The Arctic Sea Ice breakup we began reporting on last week continues. Now, large areas of the Beaufort, Chukchi, and East Siberian seas are ice free. The result is that sea ice area measurements are nearly 400,000 square kilometers below record lows set for this date and that sea ice extent measurements are also below previous records. If the ice in these seas continues to clear, it is likely that new record lows will be reached by end of summer. You can see the difference even a few days make by comparing these two images:
The above image shows sea ice area in the region on August 2. The image below shows sea ice area on August 5th.
Two large melt holes in the center of this region have now grown and joined even as the edges around the region eroded.
In total, throughout the Arctic, 230,000 square kilometers were lost from August 2nd to August 5th. The loss rate, at more than 70,000 square kilometers per day, is much more characteristic of a June melt than an August melt, when loss rates usually begin to slow down. Total sea ice area is now at 3,556,000 square kilometers, the fifth lowest measurement on record with more than a month of melt still ahead. The record low for sea ice area is about 3 million square kilometers. At the current rate of melt, that record would be breached in about 8 days.
Sea ice extent measurements, though somewhat less dramatic, are also continuing to trend below record levels. Here is the current reading from the National Snow and Ice Data Center:
Though explained in a previous blog, it is important to again note the difference between extent and area. Area measures the total sea ice coverage including holes within the ice pack. Extent includes all sections of ice behind the leading edge, so it doesn’t take into account holes forming behind the ice pack. And since the holes are currently rather large, area, at this time is the more accurate figure.

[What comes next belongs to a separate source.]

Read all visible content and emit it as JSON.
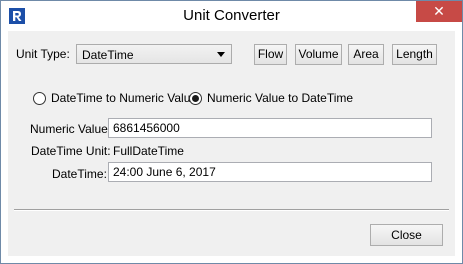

A final look at the August 5 NSIDC map confirms this assertion:
With the best description for the area in question being that it looks like a large chunk of frozen Swiss Cheese.

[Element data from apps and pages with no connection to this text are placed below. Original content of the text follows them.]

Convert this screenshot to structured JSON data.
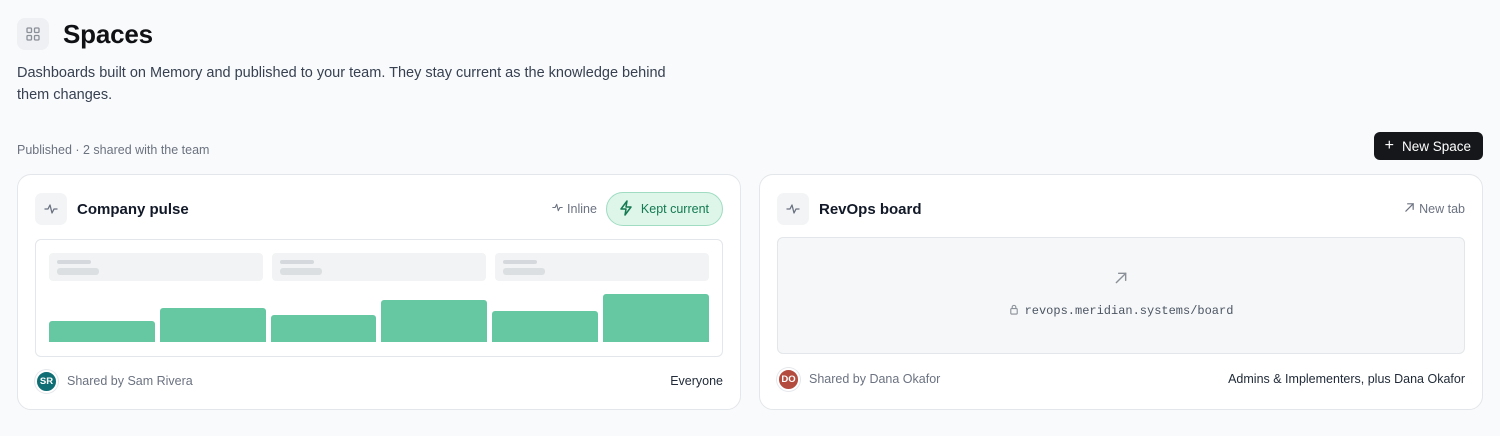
{
  "header": {
    "icon": "grid-icon",
    "title": "Spaces",
    "description": "Dashboards built on Memory and published to your team. They stay current as the knowledge behind them changes."
  },
  "section": {
    "label": "Published · 2 shared with the team",
    "new_button_label": "New Space"
  },
  "spaces": [
    {
      "title": "Company pulse",
      "icon": "pulse-icon",
      "mode": "Inline",
      "badge": "Kept current",
      "preview": {
        "kpi_count": 3,
        "bar_values": [
          0.43,
          0.7,
          0.56,
          0.88,
          0.65,
          1.0
        ],
        "bar_color": "#66c8a2"
      },
      "shared_by": "Shared by Sam Rivera",
      "avatar_initials": "SR",
      "avatar_color": "#0e6e74",
      "audience": "Everyone"
    },
    {
      "title": "RevOps board",
      "icon": "pulse-icon",
      "mode": "New tab",
      "url": "revops.meridian.systems/board",
      "shared_by": "Shared by Dana Okafor",
      "avatar_initials": "DO",
      "avatar_color": "#b44b3f",
      "audience": "Admins & Implementers, plus Dana Okafor"
    }
  ],
  "colors": {
    "accent_green": "#137a51",
    "button_dark": "#15171b"
  }
}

Since this new record melt is now an ongoing trend, we will update you as the situation develops. But it is important to note that conditions are currently so fragile that any unfavorable weather will likely result in new record lows for both area and extent being reached before the end of summer.

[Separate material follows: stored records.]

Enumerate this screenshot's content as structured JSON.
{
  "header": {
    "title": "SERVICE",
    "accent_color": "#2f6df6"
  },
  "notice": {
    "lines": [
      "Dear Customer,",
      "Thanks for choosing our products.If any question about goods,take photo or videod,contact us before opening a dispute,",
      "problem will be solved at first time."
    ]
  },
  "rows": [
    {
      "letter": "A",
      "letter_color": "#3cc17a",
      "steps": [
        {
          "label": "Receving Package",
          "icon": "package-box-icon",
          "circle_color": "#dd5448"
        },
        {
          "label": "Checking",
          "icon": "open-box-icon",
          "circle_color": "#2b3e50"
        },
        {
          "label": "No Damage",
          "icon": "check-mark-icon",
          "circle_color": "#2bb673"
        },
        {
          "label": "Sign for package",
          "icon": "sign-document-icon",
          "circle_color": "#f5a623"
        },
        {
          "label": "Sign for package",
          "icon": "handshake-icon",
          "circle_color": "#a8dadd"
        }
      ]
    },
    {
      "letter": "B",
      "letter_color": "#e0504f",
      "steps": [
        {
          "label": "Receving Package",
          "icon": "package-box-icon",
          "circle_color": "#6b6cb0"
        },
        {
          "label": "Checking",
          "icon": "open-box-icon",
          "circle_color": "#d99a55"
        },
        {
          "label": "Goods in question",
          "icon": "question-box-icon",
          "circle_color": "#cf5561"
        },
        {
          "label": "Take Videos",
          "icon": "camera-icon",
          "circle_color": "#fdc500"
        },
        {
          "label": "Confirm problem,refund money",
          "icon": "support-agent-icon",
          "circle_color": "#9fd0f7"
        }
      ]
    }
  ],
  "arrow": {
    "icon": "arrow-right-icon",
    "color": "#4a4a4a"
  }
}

The most recent enhanced satellite image from the Japanese Space Agency (JAXA) just posted. Since the JAXA images are higher resolution, it is worth taking a look at. Again, in the JAXA image we see a very rapid decline over the past few days with the area in question showing very thin ice. Taking a look at these pictures it is difficult to imagine ice in this area lasting for much longer.